Believing in love and redemption isn’t always easy, but the following stories of two very special cats help.
Sirius lived under Calliope’s loving umbrella for two years. “How is this gem being overlooked?,” we often wondered. His FIV+ status explained some adopters’ reluctance, even though he was healthy and symptom-free. Or perhaps his larger-sized tuxedo frame didn’t show as well in his website photo. (Hey, I identify! I confiscate the camera of anyone now who shoots below my collar bone.)
What his website profile had a harder time capturing was his unique spirit. After three years on the street, Sirius could have given up—on humans and on himself. Instead, he embraced life, meeting new people and experiences head on with the calm demeanor and studied observation that became his trademark. During adoption events, he would recline inside his large cage with one front leg stretched out, waiting for his public. And his public adored him, though still he remained under Calliope’s care.

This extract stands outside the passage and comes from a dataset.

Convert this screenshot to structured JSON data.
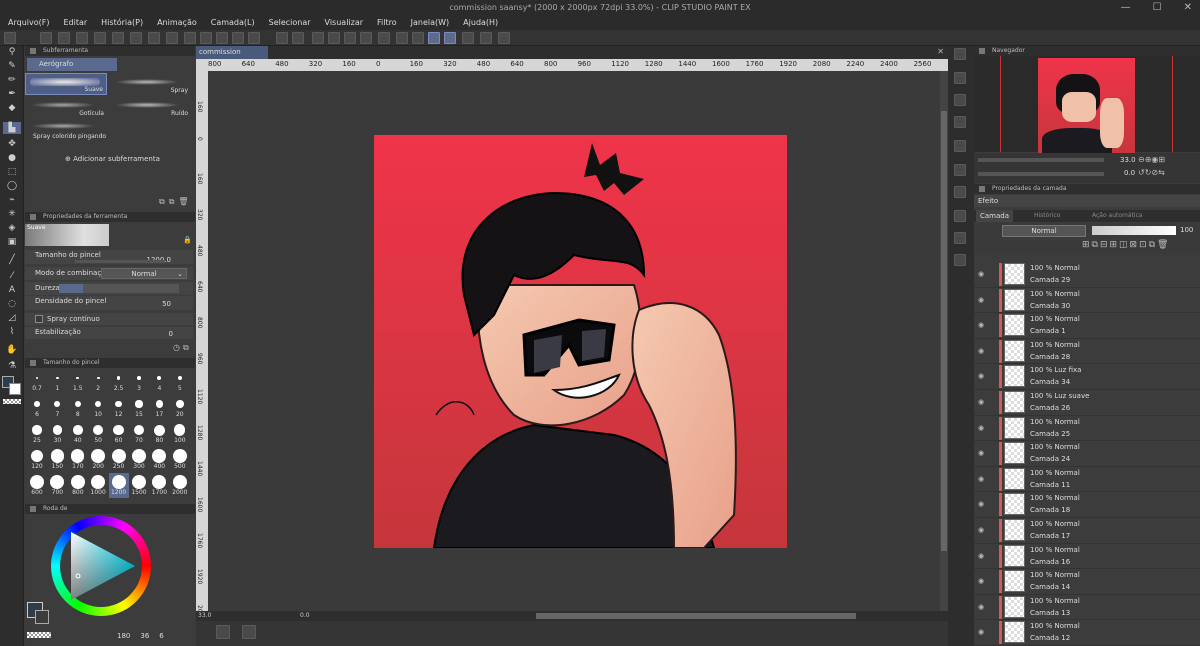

Then one day, an application came in. His new family arrived to meet him, and Sirius stretched on the couch in the same relaxed pose. One by one, he carefully examined each stranger. The slow blink, the steady gaze, the gentle encouragement to the young boy to keep dragging the feather toy his way—within five minutes, Sirius and everyone else knew he was going home that day. As the car pulled away with Sirius in the backseat, did the two years of waiting mean anything then? Only perhaps that patient, wise Sirius showed the rest of us the power of faith.
Next is little moo-cow-spotted Pirate. A serious heart condition made him a prime candidate for the kill list at his first shelter, but this delightful cat escaped such a fate. He became a Calliope cat, charming all who met him. As adventurous as pirates of old, he wore his natural black eye patch with pride. But Pirate’s long-term prognosis was uncertain, so much so that one vet gently suggested that putting him down might be the best choice. Instead, Calliope put Pirate on medication to improve his heart function and restricted him to less energetic types of play. And he thrived, living in a loving foster home with his mom Mermaid.
Yes, we knew what he was facing. Pirate, however, did not. What he knew was how absolutely glorious it is to be a cat—to purr, to pounce, to feast on fish, to groom, to hear a familiar voice, to watch birds, to sun, to curl under blankets to sleep. In every way, Pirate celebrated his feline life. And those around him celebrated in response.
Today at the hospital, Pirate’s heart failed him. But it did not fail any of us. For two years, he lived with obvious joy and quiet dignity. He was well loved and well respected. His life span was short, but not another single thing about him was similarly constrained. Pirate leaves behind a reminder that meaning is measured in experiences, not in days; in overcoming limitations, not in the limitations themselves. You remain in my memory, little Pirate.